You need to apply pressure if you want to do it properly. Also, there’s a fence that serves as an edge guide that helps keep your lumber steady.
On the other hand, planers can be small or big, depending on the type you choose.
Plus, you can use your hands to run manual planers, while electric planers are more advanced. Planners have feed rollers—designed to press the board into the planer table. Plus, the positioning of the cutterhead, for planers, is at the top.
Here is a quick outline of all the differences mentioned:
- Jointers make wood flat while planers deal with thickness, smoothness and make both sides parallel
- Jointers are larger than most planners
- The cutter head resides at the bottom for jointers and the top for planers
Why Do You Need a Jointer or Planer?
Jointers help to give your wood a flat surface and a square edge. Plus, a jointer is also the best tool to remove imperfections from your lumber.
In contrast, you need a planer to make the sides of your wood parallel and ensure consistent thickness. Plus, a planer helps to remove all forms of stains and blemishes to make your wood shine.
Thus, you need the two tools if you want the perfect timber for your woodworking project.
Here are the frequently asked questions:
Can a Jointer Do the Work of a Planer?
The role of a jointer is different from that of a planer. The jointer can only flatten one face of a wood piece. Therefore, a jointer can’t expressly do the work of a planer.
Can You Use a Planer if You Don’t Have a Jointer?
To some extent, you can use planers in replacement of jointers, but it is tricky. For planers to work, one side of the wood should be flat. Because of this difference in design, you will need to add an edge guide to your planer—if you want it to perform the job of a jointer.
Why Do You Need to Use a Jointer First Before a Planer?
The jointer makes the surface of a timber flatter than the planer can perform. So, this makes the jointer necessary, unless you buy a wood piece—with one flattened side. Then you can use the planner only.
I can’t categorically say which is better: jointer vs planer. The jointer and the planer make a complete picture together.

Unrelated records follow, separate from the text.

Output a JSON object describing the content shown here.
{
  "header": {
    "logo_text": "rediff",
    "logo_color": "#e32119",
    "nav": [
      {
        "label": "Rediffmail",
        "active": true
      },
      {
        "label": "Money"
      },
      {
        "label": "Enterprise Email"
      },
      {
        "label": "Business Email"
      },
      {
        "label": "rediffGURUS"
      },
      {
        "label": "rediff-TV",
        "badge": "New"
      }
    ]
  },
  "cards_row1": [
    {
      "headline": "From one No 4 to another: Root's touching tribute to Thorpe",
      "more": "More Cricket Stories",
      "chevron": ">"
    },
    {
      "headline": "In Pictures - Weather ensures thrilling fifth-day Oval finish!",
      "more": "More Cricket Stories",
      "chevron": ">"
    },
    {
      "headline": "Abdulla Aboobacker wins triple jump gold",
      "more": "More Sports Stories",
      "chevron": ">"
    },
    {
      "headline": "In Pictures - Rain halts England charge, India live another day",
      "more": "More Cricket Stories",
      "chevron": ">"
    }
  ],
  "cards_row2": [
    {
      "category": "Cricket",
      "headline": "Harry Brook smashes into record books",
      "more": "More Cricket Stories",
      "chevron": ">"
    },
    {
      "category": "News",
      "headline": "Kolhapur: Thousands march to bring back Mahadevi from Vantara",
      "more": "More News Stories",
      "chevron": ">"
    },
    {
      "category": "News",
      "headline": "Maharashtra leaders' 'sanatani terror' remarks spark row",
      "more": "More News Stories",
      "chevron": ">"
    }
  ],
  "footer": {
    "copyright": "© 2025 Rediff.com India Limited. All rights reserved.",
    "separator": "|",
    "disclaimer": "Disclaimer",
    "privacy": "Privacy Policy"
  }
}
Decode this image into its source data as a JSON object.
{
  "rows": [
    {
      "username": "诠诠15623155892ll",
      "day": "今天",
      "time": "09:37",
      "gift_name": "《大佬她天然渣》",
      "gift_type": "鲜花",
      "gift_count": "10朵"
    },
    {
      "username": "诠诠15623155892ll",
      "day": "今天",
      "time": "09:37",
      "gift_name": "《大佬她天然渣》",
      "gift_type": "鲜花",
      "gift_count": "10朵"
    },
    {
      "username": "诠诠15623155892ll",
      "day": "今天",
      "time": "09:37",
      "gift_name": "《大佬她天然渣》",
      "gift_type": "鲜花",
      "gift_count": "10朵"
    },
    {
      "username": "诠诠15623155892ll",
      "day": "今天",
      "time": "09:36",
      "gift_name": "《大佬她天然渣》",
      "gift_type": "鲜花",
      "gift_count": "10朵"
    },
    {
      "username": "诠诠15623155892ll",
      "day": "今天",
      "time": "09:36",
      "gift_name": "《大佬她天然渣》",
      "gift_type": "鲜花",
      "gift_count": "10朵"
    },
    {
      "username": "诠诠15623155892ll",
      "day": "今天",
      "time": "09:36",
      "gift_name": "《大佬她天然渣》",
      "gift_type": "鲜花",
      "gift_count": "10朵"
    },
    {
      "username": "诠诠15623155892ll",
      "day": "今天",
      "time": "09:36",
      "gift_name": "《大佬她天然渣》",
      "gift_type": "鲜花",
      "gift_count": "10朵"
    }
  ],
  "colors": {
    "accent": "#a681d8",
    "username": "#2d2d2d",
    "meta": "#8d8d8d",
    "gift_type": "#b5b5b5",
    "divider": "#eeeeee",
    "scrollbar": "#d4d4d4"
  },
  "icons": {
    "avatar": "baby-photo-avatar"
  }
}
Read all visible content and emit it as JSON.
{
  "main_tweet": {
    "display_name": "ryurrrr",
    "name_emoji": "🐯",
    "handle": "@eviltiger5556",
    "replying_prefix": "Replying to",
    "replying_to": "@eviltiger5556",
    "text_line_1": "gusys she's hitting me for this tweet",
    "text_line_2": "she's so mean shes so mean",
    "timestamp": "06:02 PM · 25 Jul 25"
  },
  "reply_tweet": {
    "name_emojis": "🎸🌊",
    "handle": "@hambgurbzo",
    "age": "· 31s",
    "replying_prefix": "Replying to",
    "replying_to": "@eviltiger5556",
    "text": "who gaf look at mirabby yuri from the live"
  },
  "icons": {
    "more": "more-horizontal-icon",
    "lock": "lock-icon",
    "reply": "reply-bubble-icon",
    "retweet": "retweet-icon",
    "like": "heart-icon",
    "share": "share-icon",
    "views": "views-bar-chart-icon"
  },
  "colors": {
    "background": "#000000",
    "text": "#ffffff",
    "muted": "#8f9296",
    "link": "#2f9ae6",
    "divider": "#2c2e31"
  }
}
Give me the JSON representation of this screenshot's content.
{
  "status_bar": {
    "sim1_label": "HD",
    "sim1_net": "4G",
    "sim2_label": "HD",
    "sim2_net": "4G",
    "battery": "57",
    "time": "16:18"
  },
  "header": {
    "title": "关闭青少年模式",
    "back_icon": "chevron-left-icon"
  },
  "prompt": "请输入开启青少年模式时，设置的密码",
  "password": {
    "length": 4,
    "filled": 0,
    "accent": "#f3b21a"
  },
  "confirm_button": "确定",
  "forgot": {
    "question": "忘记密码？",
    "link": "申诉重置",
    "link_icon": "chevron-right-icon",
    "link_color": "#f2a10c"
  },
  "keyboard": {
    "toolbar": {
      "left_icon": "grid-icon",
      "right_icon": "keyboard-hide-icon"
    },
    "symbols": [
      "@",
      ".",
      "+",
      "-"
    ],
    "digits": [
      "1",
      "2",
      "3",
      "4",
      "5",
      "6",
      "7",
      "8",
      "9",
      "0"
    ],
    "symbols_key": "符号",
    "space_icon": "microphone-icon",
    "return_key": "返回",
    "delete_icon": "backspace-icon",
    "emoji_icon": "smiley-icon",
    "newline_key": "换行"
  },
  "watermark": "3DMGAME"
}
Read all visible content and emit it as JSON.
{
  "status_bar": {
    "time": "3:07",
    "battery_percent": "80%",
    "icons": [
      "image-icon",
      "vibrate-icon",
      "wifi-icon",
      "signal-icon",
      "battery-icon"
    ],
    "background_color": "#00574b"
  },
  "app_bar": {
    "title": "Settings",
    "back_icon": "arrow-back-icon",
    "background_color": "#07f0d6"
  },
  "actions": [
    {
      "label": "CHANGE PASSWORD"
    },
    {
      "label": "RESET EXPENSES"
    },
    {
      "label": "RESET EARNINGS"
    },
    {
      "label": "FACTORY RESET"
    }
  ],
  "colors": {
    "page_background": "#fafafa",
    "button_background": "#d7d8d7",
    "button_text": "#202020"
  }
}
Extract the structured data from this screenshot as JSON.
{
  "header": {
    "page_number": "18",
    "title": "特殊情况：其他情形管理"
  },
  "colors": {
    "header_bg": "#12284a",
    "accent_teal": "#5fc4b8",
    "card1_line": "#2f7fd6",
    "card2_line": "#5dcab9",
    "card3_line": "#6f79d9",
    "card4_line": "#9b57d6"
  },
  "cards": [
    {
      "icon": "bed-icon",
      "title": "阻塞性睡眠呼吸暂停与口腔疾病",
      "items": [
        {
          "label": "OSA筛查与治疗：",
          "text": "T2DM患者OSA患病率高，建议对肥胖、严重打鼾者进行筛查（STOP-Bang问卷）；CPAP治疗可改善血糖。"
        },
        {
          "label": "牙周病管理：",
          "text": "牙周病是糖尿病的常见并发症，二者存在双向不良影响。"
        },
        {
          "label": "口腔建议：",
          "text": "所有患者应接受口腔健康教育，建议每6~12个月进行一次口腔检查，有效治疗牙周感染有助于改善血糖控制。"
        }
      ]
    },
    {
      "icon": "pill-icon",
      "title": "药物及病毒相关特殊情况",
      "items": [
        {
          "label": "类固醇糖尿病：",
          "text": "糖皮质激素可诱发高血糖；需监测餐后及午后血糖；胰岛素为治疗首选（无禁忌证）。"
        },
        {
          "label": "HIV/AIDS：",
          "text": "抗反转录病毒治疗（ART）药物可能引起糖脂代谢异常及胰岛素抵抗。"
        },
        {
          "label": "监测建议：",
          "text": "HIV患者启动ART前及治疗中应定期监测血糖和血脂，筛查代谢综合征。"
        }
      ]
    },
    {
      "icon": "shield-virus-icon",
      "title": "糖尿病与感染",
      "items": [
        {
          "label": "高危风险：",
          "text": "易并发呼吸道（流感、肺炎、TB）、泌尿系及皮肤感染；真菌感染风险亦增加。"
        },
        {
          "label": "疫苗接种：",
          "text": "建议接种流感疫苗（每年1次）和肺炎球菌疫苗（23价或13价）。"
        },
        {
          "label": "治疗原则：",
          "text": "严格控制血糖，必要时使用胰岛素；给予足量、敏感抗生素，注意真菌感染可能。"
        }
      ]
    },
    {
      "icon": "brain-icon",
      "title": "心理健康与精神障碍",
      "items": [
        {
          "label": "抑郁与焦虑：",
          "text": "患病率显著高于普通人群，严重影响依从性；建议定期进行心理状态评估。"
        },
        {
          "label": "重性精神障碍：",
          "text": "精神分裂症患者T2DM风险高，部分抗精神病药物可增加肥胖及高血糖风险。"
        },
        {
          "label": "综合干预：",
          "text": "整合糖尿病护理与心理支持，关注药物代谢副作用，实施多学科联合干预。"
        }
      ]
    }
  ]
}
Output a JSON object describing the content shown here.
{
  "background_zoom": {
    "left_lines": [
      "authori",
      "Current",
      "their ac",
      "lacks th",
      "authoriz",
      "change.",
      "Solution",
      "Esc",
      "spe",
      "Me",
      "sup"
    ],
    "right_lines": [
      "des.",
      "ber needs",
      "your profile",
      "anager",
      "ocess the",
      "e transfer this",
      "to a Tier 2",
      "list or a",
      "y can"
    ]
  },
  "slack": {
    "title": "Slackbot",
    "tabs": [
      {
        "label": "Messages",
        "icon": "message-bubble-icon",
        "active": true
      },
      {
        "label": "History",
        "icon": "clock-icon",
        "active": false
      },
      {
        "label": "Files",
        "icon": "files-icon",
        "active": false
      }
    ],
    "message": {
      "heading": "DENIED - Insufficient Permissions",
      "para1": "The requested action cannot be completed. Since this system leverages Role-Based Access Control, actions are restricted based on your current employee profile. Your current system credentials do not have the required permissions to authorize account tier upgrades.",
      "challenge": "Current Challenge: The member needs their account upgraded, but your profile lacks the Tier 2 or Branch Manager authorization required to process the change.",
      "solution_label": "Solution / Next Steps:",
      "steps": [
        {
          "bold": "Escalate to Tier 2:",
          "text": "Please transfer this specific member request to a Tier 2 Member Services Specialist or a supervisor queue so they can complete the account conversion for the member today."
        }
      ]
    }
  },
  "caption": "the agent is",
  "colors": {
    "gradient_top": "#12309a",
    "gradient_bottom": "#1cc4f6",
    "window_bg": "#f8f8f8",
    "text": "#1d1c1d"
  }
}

Choosing only one of the two would only give you incomplete results.
But, the planer wins this battle—for me, because of its multiple uses.
Do you agree or disagree?
Feel free to reach out to us in the comment section and let us know which tool you pick.